→ What you are asked to do
Using the data below, show every line where the word "View" occurs.

____ Excerpted data

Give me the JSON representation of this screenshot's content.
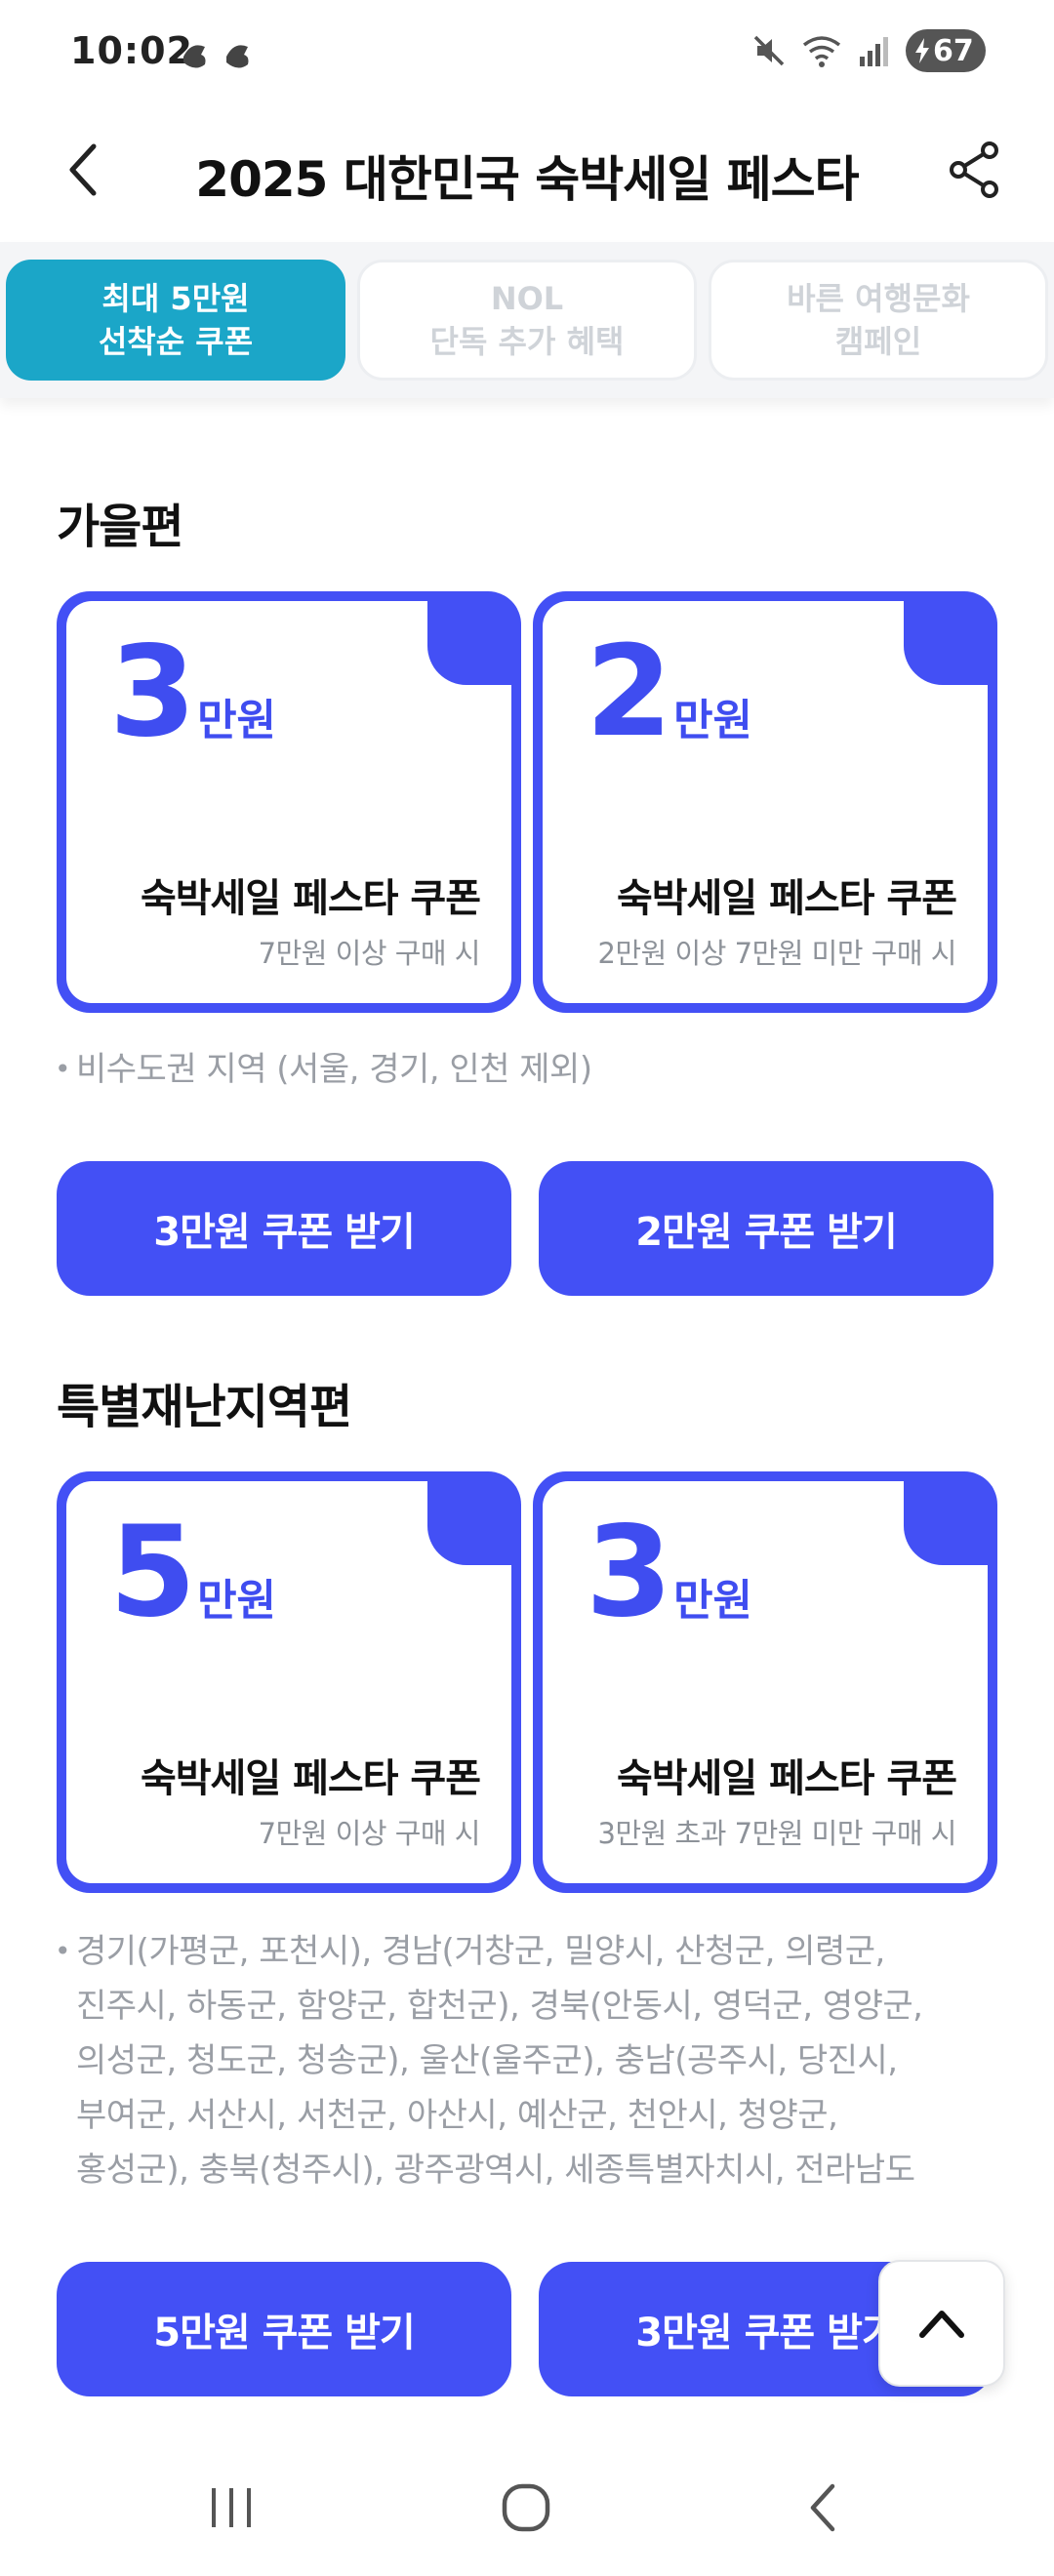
{
  "status_bar": {
    "time": "10:02",
    "battery": "67"
  },
  "header": {
    "title": "2025 대한민국 숙박세일 페스타"
  },
  "tabs": [
    {
      "line1": "최대 5만원",
      "line2": "선착순 쿠폰"
    },
    {
      "line1": "NOL",
      "line2": "단독 추가 혜택"
    },
    {
      "line1": "바른 여행문화",
      "line2": "캠페인"
    }
  ],
  "autumn": {
    "title": "가을편",
    "cards": [
      {
        "amount": "3",
        "unit": "만원",
        "title": "숙박세일 페스타 쿠폰",
        "condition": "7만원 이상 구매 시"
      },
      {
        "amount": "2",
        "unit": "만원",
        "title": "숙박세일 페스타 쿠폰",
        "condition": "2만원 이상 7만원 미만 구매 시"
      }
    ],
    "note": "비수도권 지역 (서울, 경기, 인천 제외)",
    "buttons": [
      "3만원 쿠폰 받기",
      "2만원 쿠폰 받기"
    ]
  },
  "disaster": {
    "title": "특별재난지역편",
    "cards": [
      {
        "amount": "5",
        "unit": "만원",
        "title": "숙박세일 페스타 쿠폰",
        "condition": "7만원 이상 구매 시"
      },
      {
        "amount": "3",
        "unit": "만원",
        "title": "숙박세일 페스타 쿠폰",
        "condition": "3만원 초과 7만원 미만 구매 시"
      }
    ],
    "note_lines": [
      "경기(가평군, 포천시), 경남(거창군, 밀양시, 산청군, 의령군,",
      "진주시, 하동군, 함양군, 합천군), 경북(안동시, 영덕군, 영양군,",
      "의성군, 청도군, 청송군), 울산(울주군), 충남(공주시, 당진시,",
      "부여군, 서산시, 서천군, 아산시, 예산군, 천안시, 청양군,",
      "홍성군), 충북(청주시), 광주광역시, 세종특별자치시, 전라남도"
    ],
    "buttons": [
      "5만원 쿠폰 받기",
      "3만원 쿠폰 받기"
    ]
  },
  "colors": {
    "accent": "#4350f5",
    "tab_active": "#1ba6c8",
    "note_text": "#9a9ea5"
  },
  "icons": [
    "back-arrow-icon",
    "share-icon",
    "chevron-up-icon",
    "recent-apps-icon",
    "home-icon",
    "nav-back-icon",
    "mute-icon",
    "wifi-icon",
    "signal-icon",
    "bolt-icon"
  ]
}
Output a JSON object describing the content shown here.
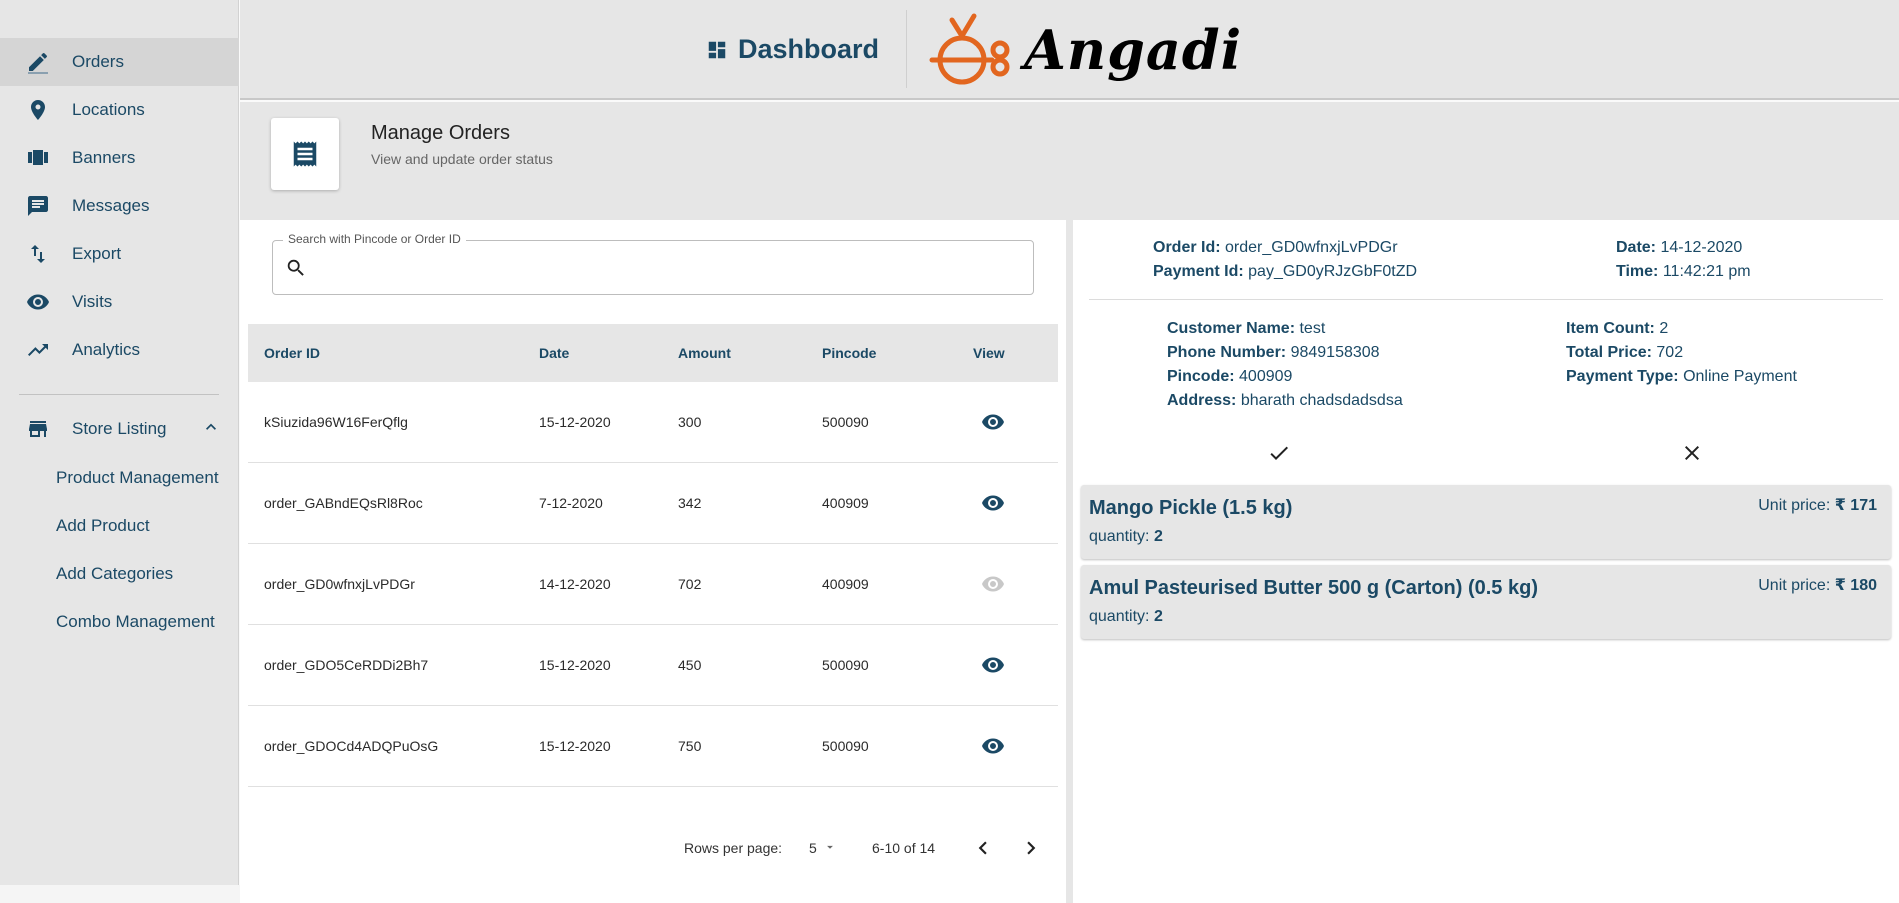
{
  "sidebar": {
    "items": [
      {
        "label": "Orders",
        "icon": "pencil-icon"
      },
      {
        "label": "Locations",
        "icon": "location-pin-icon"
      },
      {
        "label": "Banners",
        "icon": "carousel-icon"
      },
      {
        "label": "Messages",
        "icon": "chat-icon"
      },
      {
        "label": "Export",
        "icon": "import-export-icon"
      },
      {
        "label": "Visits",
        "icon": "eye-icon"
      },
      {
        "label": "Analytics",
        "icon": "trending-up-icon"
      }
    ],
    "store_listing": {
      "label": "Store Listing",
      "icon": "store-icon",
      "sub_items": [
        "Product Management",
        "Add Product",
        "Add Categories",
        "Combo Management"
      ]
    }
  },
  "header": {
    "dashboard_label": "Dashboard",
    "brand": "Angadi",
    "accent_color": "#e2661f"
  },
  "page": {
    "title": "Manage Orders",
    "subtitle": "View and update order status"
  },
  "search": {
    "label": "Search with Pincode or Order ID",
    "value": ""
  },
  "table": {
    "columns": [
      "Order ID",
      "Date",
      "Amount",
      "Pincode",
      "View"
    ],
    "rows": [
      {
        "order_id": "kSiuzida96W16FerQflg",
        "date": "15-12-2020",
        "amount": "300",
        "pincode": "500090",
        "selected": false
      },
      {
        "order_id": "order_GABndEQsRl8Roc",
        "date": "7-12-2020",
        "amount": "342",
        "pincode": "400909",
        "selected": false
      },
      {
        "order_id": "order_GD0wfnxjLvPDGr",
        "date": "14-12-2020",
        "amount": "702",
        "pincode": "400909",
        "selected": true
      },
      {
        "order_id": "order_GDO5CeRDDi2Bh7",
        "date": "15-12-2020",
        "amount": "450",
        "pincode": "500090",
        "selected": false
      },
      {
        "order_id": "order_GDOCd4ADQPuOsG",
        "date": "15-12-2020",
        "amount": "750",
        "pincode": "500090",
        "selected": false
      }
    ]
  },
  "pagination": {
    "rows_per_page_label": "Rows per page:",
    "rows_per_page": "5",
    "range": "6-10 of 14"
  },
  "order_detail": {
    "order_id_label": "Order Id:",
    "order_id": "order_GD0wfnxjLvPDGr",
    "payment_id_label": "Payment Id:",
    "payment_id": "pay_GD0yRJzGbF0tZD",
    "date_label": "Date:",
    "date": "14-12-2020",
    "time_label": "Time:",
    "time": "11:42:21 pm",
    "customer_name_label": "Customer Name:",
    "customer_name": "test",
    "phone_label": "Phone Number:",
    "phone": "9849158308",
    "pincode_label": "Pincode:",
    "pincode": "400909",
    "address_label": "Address:",
    "address": "bharath chadsdadsdsa",
    "item_count_label": "Item Count:",
    "item_count": "2",
    "total_price_label": "Total Price:",
    "total_price": "702",
    "payment_type_label": "Payment Type:",
    "payment_type": "Online Payment",
    "items": [
      {
        "name": "Mango Pickle (1.5 kg)",
        "quantity_label": "quantity:",
        "quantity": "2",
        "price_label": "Unit price:",
        "price": "₹ 171"
      },
      {
        "name": "Amul Pasteurised Butter 500 g (Carton) (0.5 kg)",
        "quantity_label": "quantity:",
        "quantity": "2",
        "price_label": "Unit price:",
        "price": "₹ 180"
      }
    ]
  }
}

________

→ Answer to the problem
    "subtitle": "View and update order status"
      "View"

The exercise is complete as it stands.